By Linda Jamison – Wolters Kluwer/ North America
Amid the discussion around large-scale, transformative regulatory initiatives post Dodd-Frank, it’s easy to lose sight of the fact that new regulatory requirements are also emerging from other sources, further underlining the need for banks to have financial technology systems and processes in place that are capable of accommodating change quickly, and on multiple fronts. Here Linda Jamison, Product Manager, North America, for Wolters Kluwer’s Finance, Risk & Reporting business examines how FDIC Part 370 is impacting financial technology requirements.
The Federal Deposit Insurance Corporation (FDIC)’s 12 CFR Part 370 rule, finalized earlier this year and due to be implemented by early 2020, is a good example of how new regulatory requirements are underlining the need for banks to have robust financial technology systems in place to accommodate change. The rule aims to ensure account holders have swift access to their insured deposits in the event of a bank failure, which the FDIC notes is critical to public confidence in the banking system. It dictates that covered institutions must have the technological capability to rapidly and accurately determine depositor insurance payouts in failure cases — an ability that the FDIC will test by requiring institutions to perform and report multiple insurance calculations.
FDIC part 370 will apply to all insured institutions with more than 2 million deposit accounts, meaning nearly 40 could be affected, the largest of which has a staggering 87 million accounts. Like many other regulatory requirements that have emerged in recent years, it is likely to involve the collection, processing and reporting of data not captured in current or historical regulatory reports. Underlying documentation must also validate and comply with requirements to support insurance coverage calculations. This puts the onus on banks to ensure documentation such as customer signature cards and similar materials are complete and up to date.
The picture will be complicated further by the fact that in some cases, the required data or materials will not rest within the institution. Collective or master accounts such as mortgage escrow accounts, for example, may bundle deposits from thousands of customers from which underlying details will be required to accurately process insurance payments.
Banks that have been involved in acquisitions are also likely to struggle to gather records or information on customers that they have effectively imported.
The high price of failure

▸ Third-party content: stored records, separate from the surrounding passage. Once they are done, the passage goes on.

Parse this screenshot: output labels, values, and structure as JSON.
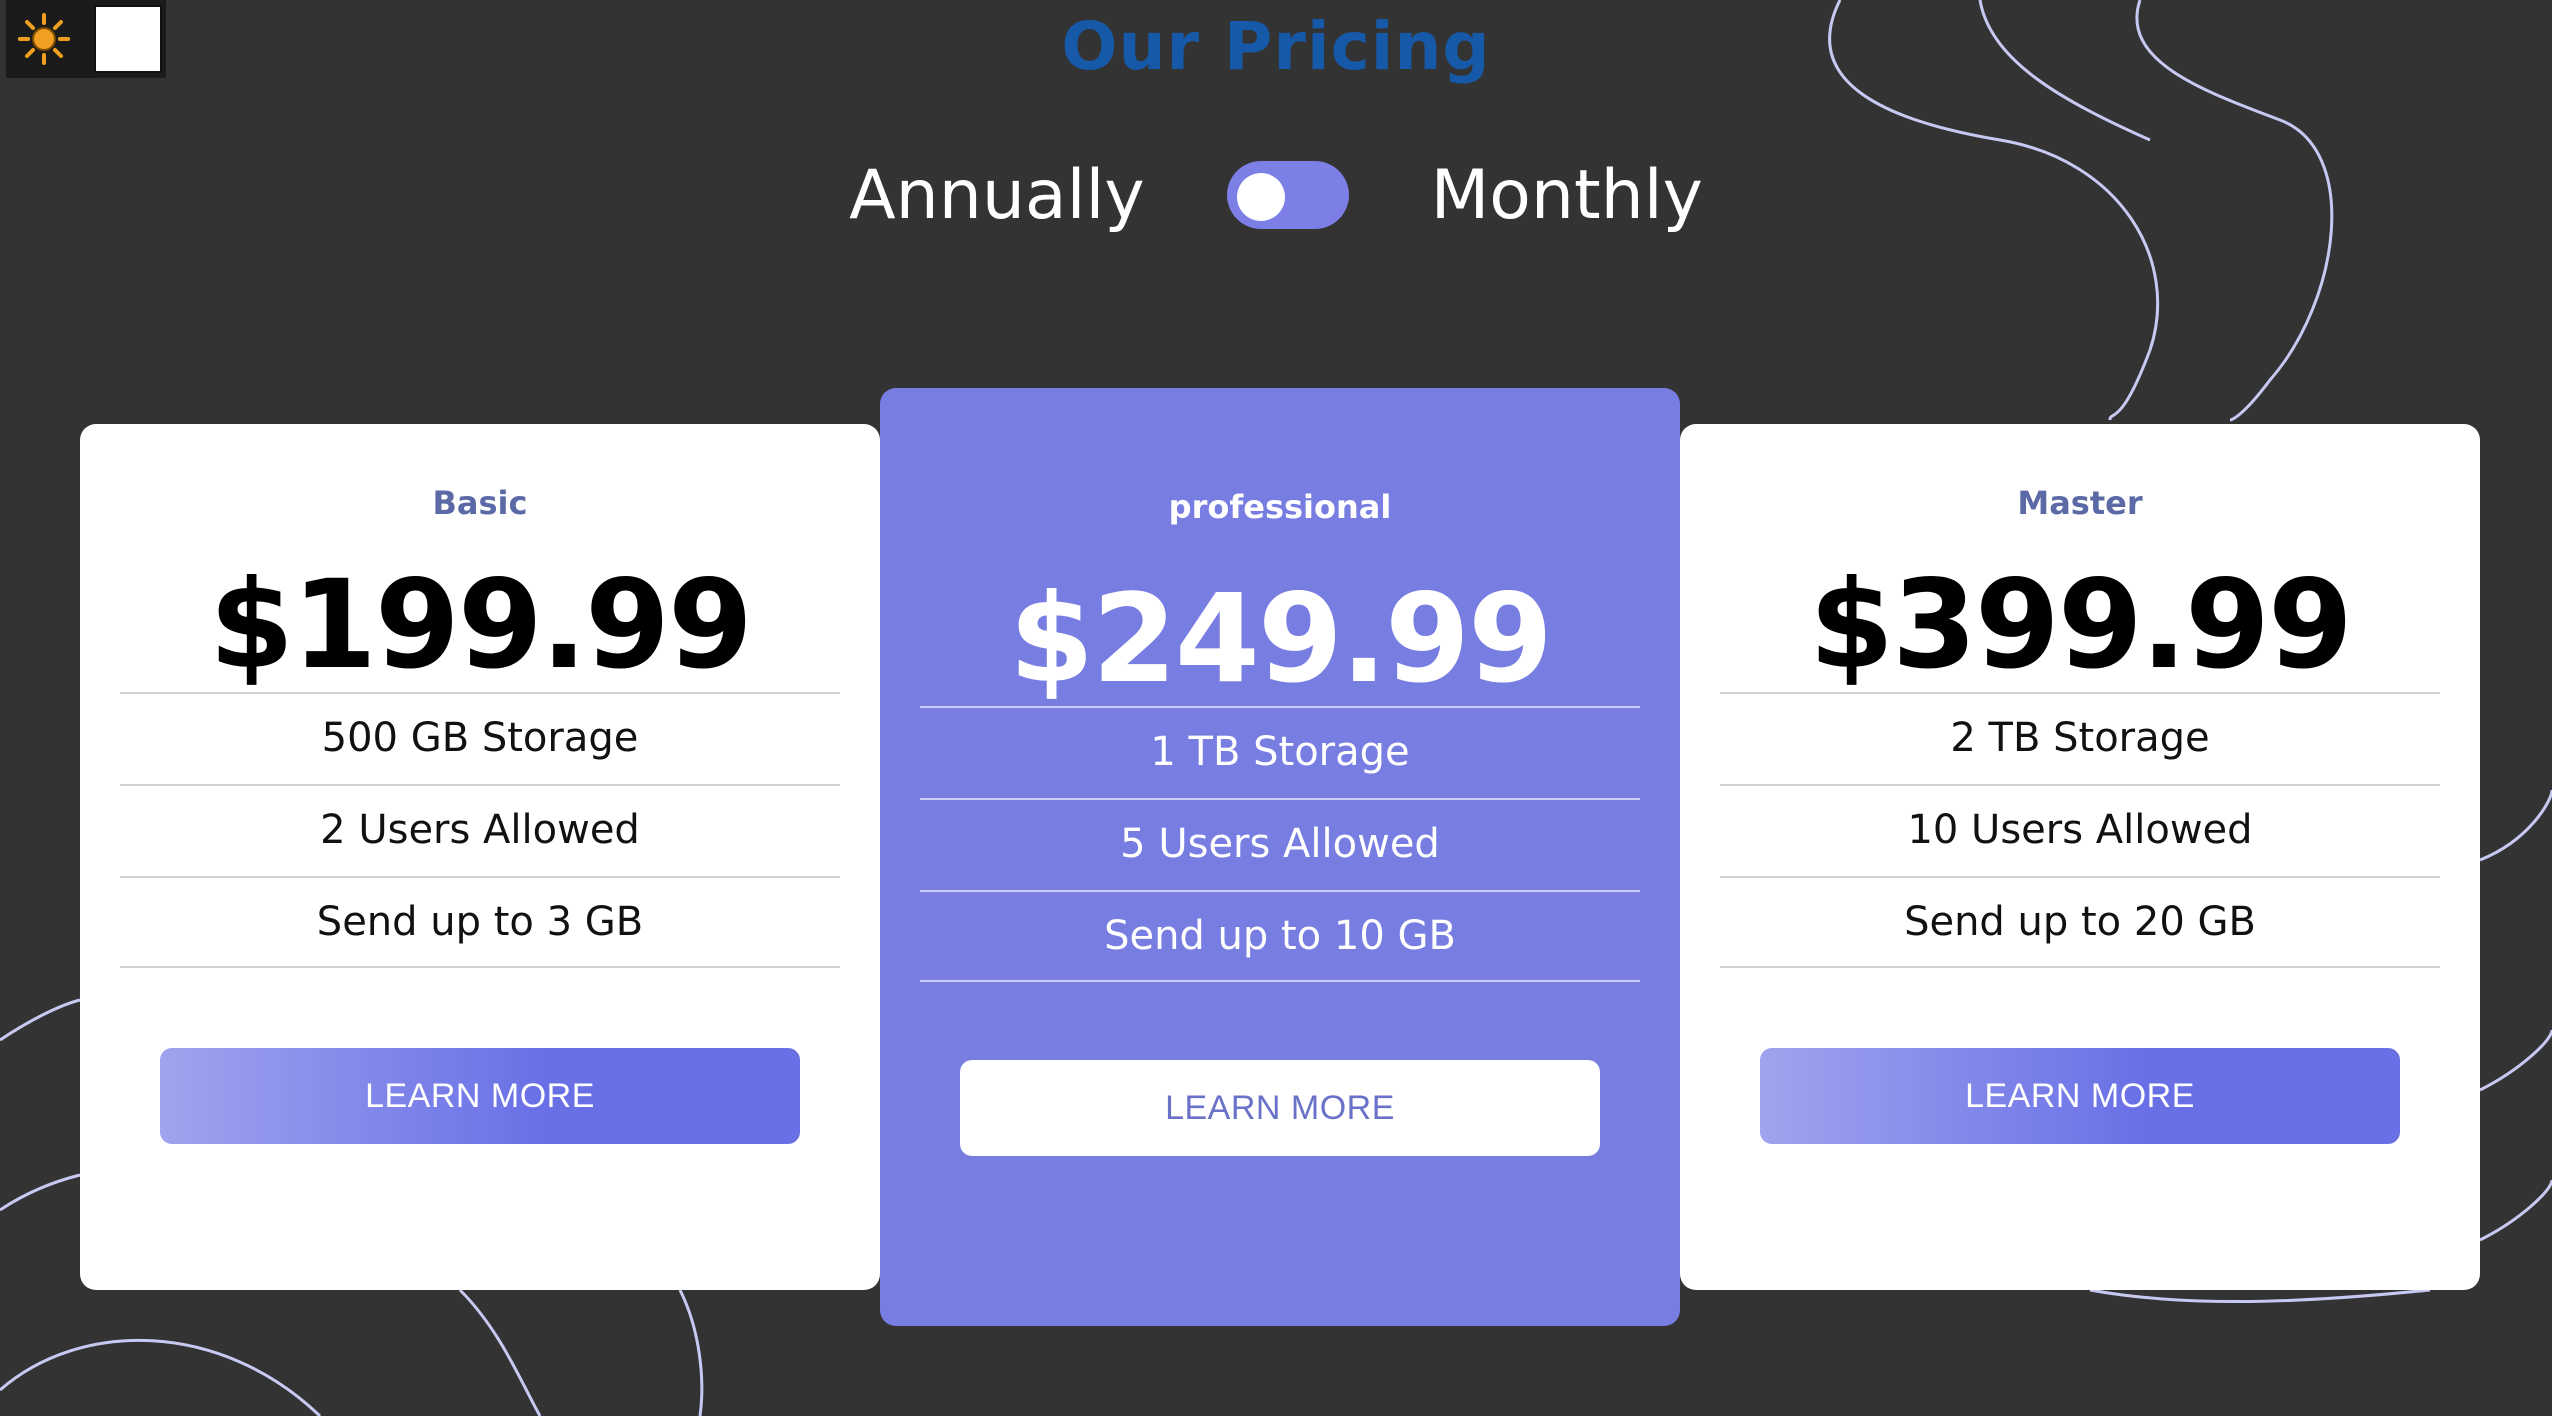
{
  "theme_widget": {
    "sun_icon": "sun-icon",
    "swatch_color": "#ffffff"
  },
  "header": {
    "title": "Our Pricing"
  },
  "billing_toggle": {
    "left_label": "Annually",
    "right_label": "Monthly",
    "selected": "Annually"
  },
  "colors": {
    "background": "#333333",
    "title": "#1659a8",
    "accent": "#777de1",
    "button_gradient_start": "#a0a4ee",
    "button_gradient_end": "#6970e6"
  },
  "plans": [
    {
      "name": "Basic",
      "price": "$199.99",
      "features": [
        "500 GB Storage",
        "2 Users Allowed",
        "Send up to 3 GB"
      ],
      "cta": "LEARN MORE"
    },
    {
      "name": "professional",
      "price": "$249.99",
      "features": [
        "1 TB Storage",
        "5 Users Allowed",
        "Send up to 10 GB"
      ],
      "cta": "LEARN MORE"
    },
    {
      "name": "Master",
      "price": "$399.99",
      "features": [
        "2 TB Storage",
        "10 Users Allowed",
        "Send up to 20 GB"
      ],
      "cta": "LEARN MORE"
    }
  ]
}
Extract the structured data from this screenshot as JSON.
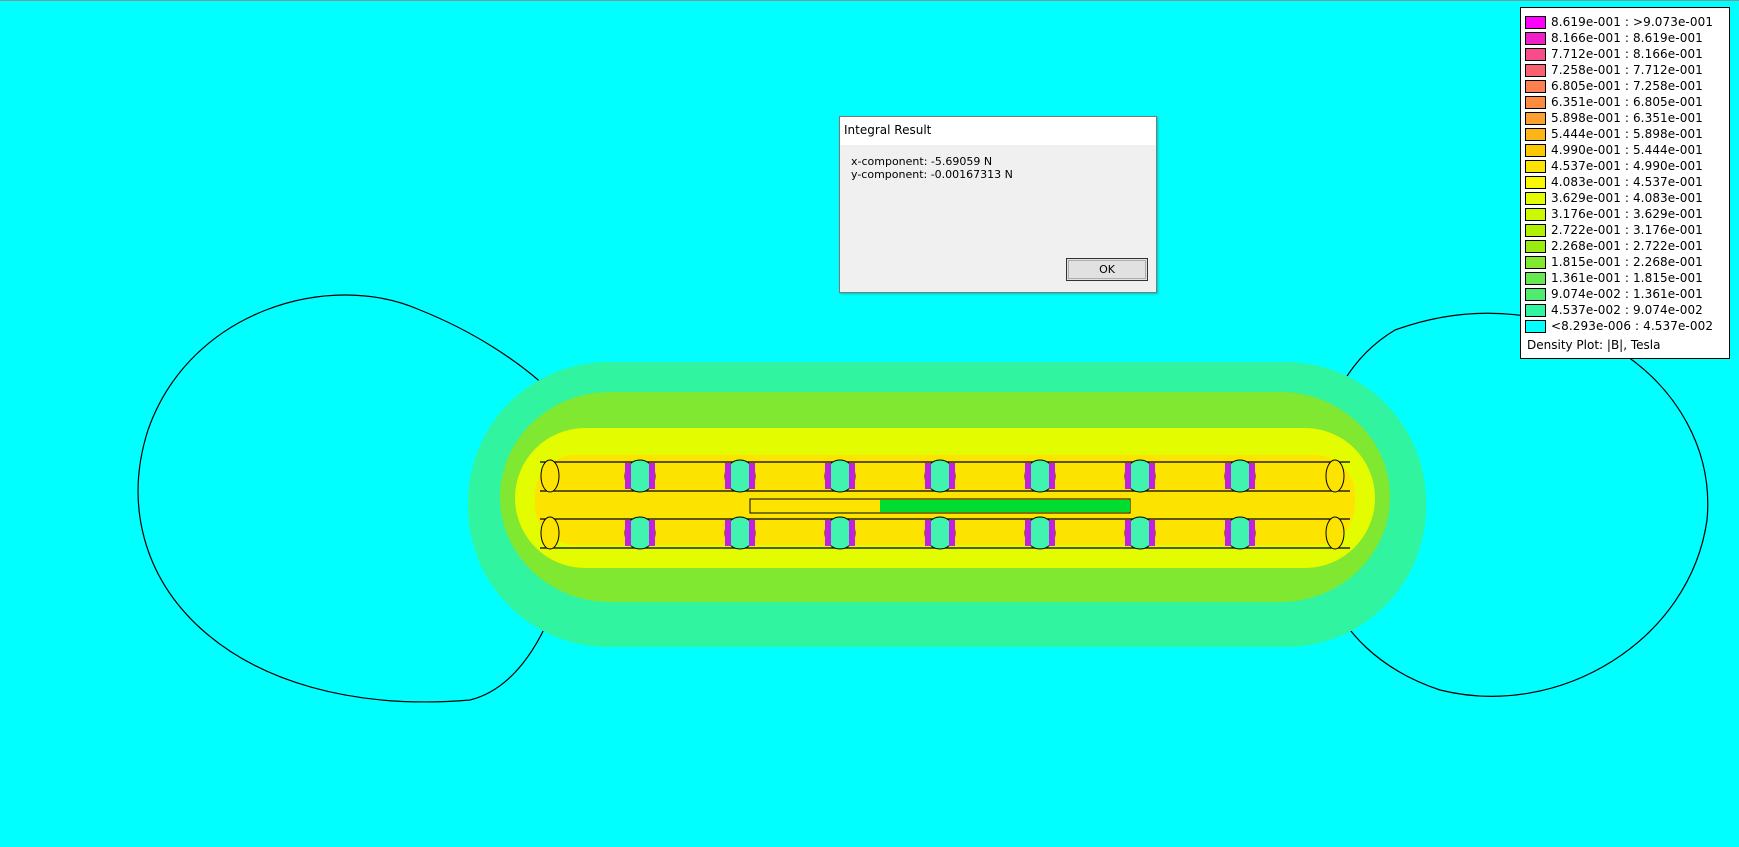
{
  "legend": {
    "items": [
      {
        "label": "8.619e-001 : >9.073e-001",
        "color": "#ff00ff"
      },
      {
        "label": "8.166e-001 : 8.619e-001",
        "color": "#f020c8"
      },
      {
        "label": "7.712e-001 : 8.166e-001",
        "color": "#f84c8c"
      },
      {
        "label": "7.258e-001 : 7.712e-001",
        "color": "#fb6070"
      },
      {
        "label": "6.805e-001 : 7.258e-001",
        "color": "#fc8050"
      },
      {
        "label": "6.351e-001 : 6.805e-001",
        "color": "#fc8c40"
      },
      {
        "label": "5.898e-001 : 6.351e-001",
        "color": "#fca030"
      },
      {
        "label": "5.444e-001 : 5.898e-001",
        "color": "#fcb418"
      },
      {
        "label": "4.990e-001 : 5.444e-001",
        "color": "#fcc800"
      },
      {
        "label": "4.537e-001 : 4.990e-001",
        "color": "#fce400"
      },
      {
        "label": "4.083e-001 : 4.537e-001",
        "color": "#f8f800"
      },
      {
        "label": "3.629e-001 : 4.083e-001",
        "color": "#e4fc00"
      },
      {
        "label": "3.176e-001 : 3.629e-001",
        "color": "#ccf800"
      },
      {
        "label": "2.722e-001 : 3.176e-001",
        "color": "#b0f000"
      },
      {
        "label": "2.268e-001 : 2.722e-001",
        "color": "#98ec10"
      },
      {
        "label": "1.815e-001 : 2.268e-001",
        "color": "#80e830"
      },
      {
        "label": "1.361e-001 : 1.815e-001",
        "color": "#68e850"
      },
      {
        "label": "9.074e-002 : 1.361e-001",
        "color": "#50ec70"
      },
      {
        "label": "4.537e-002 : 9.074e-002",
        "color": "#30f4a0"
      },
      {
        "label": "<8.293e-006 : 4.537e-002",
        "color": "#00ffff"
      }
    ],
    "caption": "Density Plot: |B|, Tesla"
  },
  "dialog": {
    "title": "Integral Result",
    "lines": [
      "x-component: -5.69059 N",
      "y-component: -0.00167313 N"
    ],
    "ok_label": "OK"
  }
}
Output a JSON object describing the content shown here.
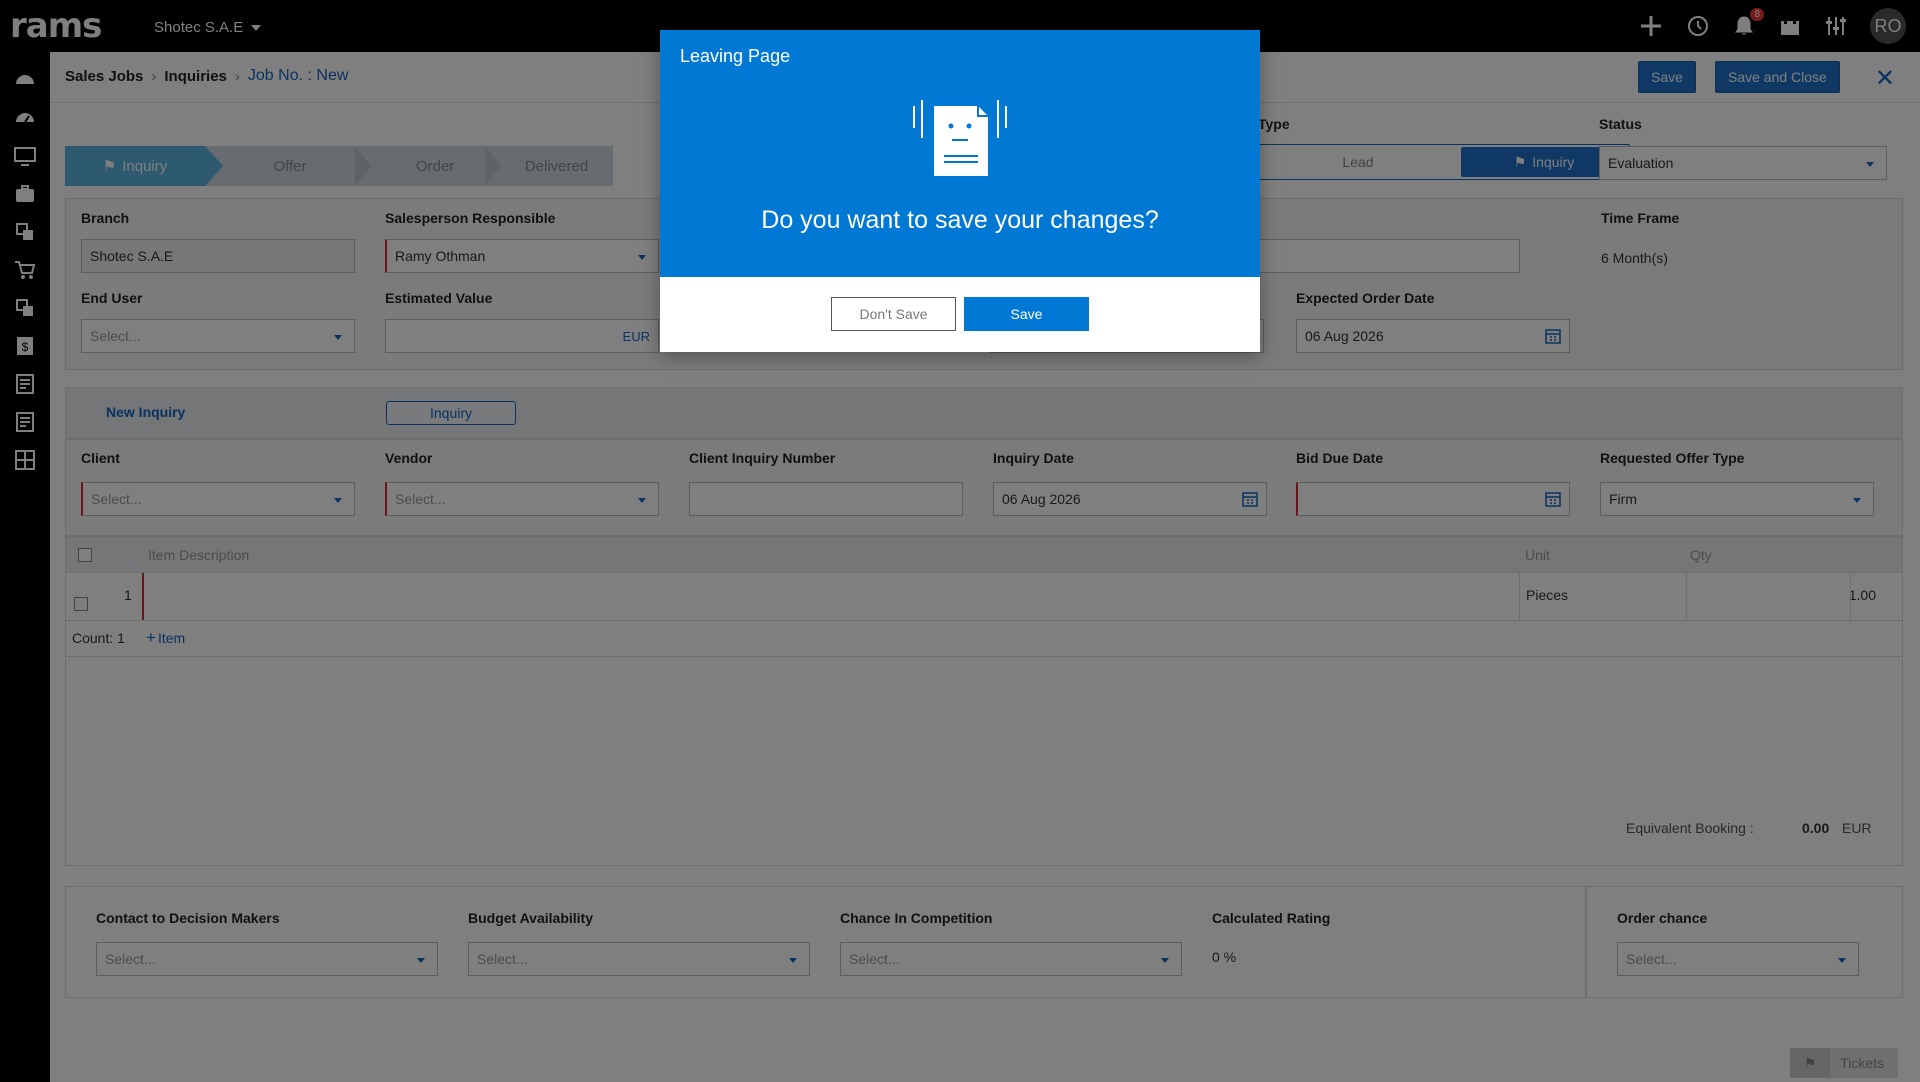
{
  "app": {
    "logo": "rams",
    "company": "Shotec S.A.E",
    "avatar_initials": "RO",
    "notification_count": "8"
  },
  "breadcrumb": {
    "item1": "Sales Jobs",
    "item2": "Inquiries",
    "current": "Job No. : New"
  },
  "toolbar": {
    "save_label": "Save",
    "save_close_label": "Save and Close"
  },
  "stepper": [
    "Inquiry",
    "Offer",
    "Order",
    "Delivered"
  ],
  "type": {
    "label": "Type",
    "lead": "Lead",
    "inquiry": "Inquiry"
  },
  "status": {
    "label": "Status",
    "value": "Evaluation"
  },
  "form": {
    "branch": {
      "label": "Branch",
      "value": "Shotec S.A.E"
    },
    "salesperson": {
      "label": "Salesperson Responsible",
      "value": "Ramy  Othman"
    },
    "time_frame": {
      "label": "Time Frame",
      "value": "6 Month(s)"
    },
    "end_user": {
      "label": "End User",
      "placeholder": "Select..."
    },
    "estimated_value": {
      "label": "Estimated Value",
      "currency": "EUR"
    },
    "expected_order_date": {
      "label": "Expected Order Date",
      "value": "06 Aug 2026"
    }
  },
  "sub_tabs": {
    "new_inquiry": "New Inquiry",
    "inquiry": "Inquiry"
  },
  "inquiry_form": {
    "client": {
      "label": "Client",
      "placeholder": "Select..."
    },
    "vendor": {
      "label": "Vendor",
      "placeholder": "Select..."
    },
    "client_inquiry_number": {
      "label": "Client Inquiry Number"
    },
    "inquiry_date": {
      "label": "Inquiry Date",
      "value": "06 Aug 2026"
    },
    "bid_due_date": {
      "label": "Bid Due Date"
    },
    "requested_offer_type": {
      "label": "Requested Offer Type",
      "value": "Firm"
    }
  },
  "items_table": {
    "headers": {
      "description": "Item Description",
      "unit": "Unit",
      "qty": "Qty"
    },
    "rows": [
      {
        "no": "1",
        "unit": "Pieces",
        "qty": "1.00"
      }
    ],
    "count_label": "Count: 1",
    "add_item": "Item",
    "equivalent_label": "Equivalent Booking :",
    "equivalent_value": "0.00",
    "equivalent_currency": "EUR"
  },
  "rating": {
    "contact": {
      "label": "Contact to Decision Makers",
      "placeholder": "Select..."
    },
    "budget": {
      "label": "Budget Availability",
      "placeholder": "Select..."
    },
    "competition": {
      "label": "Chance In Competition",
      "placeholder": "Select..."
    },
    "calculated": {
      "label": "Calculated Rating",
      "value": "0 %"
    },
    "order_chance": {
      "label": "Order chance",
      "placeholder": "Select..."
    }
  },
  "tickets": {
    "label": "Tickets"
  },
  "modal": {
    "title": "Leaving Page",
    "question": "Do you want to save your changes?",
    "dont_save": "Don't Save",
    "save": "Save"
  }
}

The stakes are high, as failing to adequately perform calculations or being unable to provide the documents and details needed to satisfy the FDIC could lead to customers potentially losing insurance coverage in the event of a bank collapse. This makes it critical that banks put procedures in place that will enable them to connect with end-customers to obtain any necessary information quickly and efficiently, in a way that minimizes the impact on customer relationships. Ownership of this process will vary from bank to bank, but we recommend a blended team under a single leader as relevant deposits may be spread among several business lines, including retail, commercial and mortgage, and A&L. In essence, banks will need to draw on those who know the customers best.
On the technology side, FDIC part 370 underlines yet again the need for a foundation where data from various departments can be stored, processed and reused for regulatory reporting, as well as other functions. Ideally, the bank will have a flexible reporting solution in place that can be tweaked or enhanced to perform the complex calculations demanded by FDIC part 370, negating the need to build or implement a specific solution from scratch to address the rule’s requirements.
A lack of system or solution integration and flexibility means any new regulation will trigger yet another round of complex change management, challenging already strained plans and resources. Rather than trying to respond to every emerging requirement in an ad hoc manner, constantly building out systems and processes to fit new purposes, banks should have a regulatory architecture in place that can be easily extended to address new demands.
At the heart of this framework should be an integrated, transparent repository for the consistent and efficient aggregation of financial instrument and customer data, allowing easy consumption to address various and ever-changing regulatory requirements.
Developing an end-to-end view of data
A more holistic view of data throughout the processes of acquisition, aggregation, calculation and classification not only enhances accuracy, but also creates the audit trail that is needed to effectively meet the requirements of regulators like the FDIC, who are increasingly demanding the supporting information and calculations that underpin regulatory reports.
Visibility of data flows throughout the organization can also serve strategic goals, by highlighting areas of duplication or inefficiency, or uncovering trends that can serve as a basis for decision-making. FDIC part 370 is further impetus for a new approach to data that forward-looking institutions will adopt as they aim to become more resilient to regulatory change.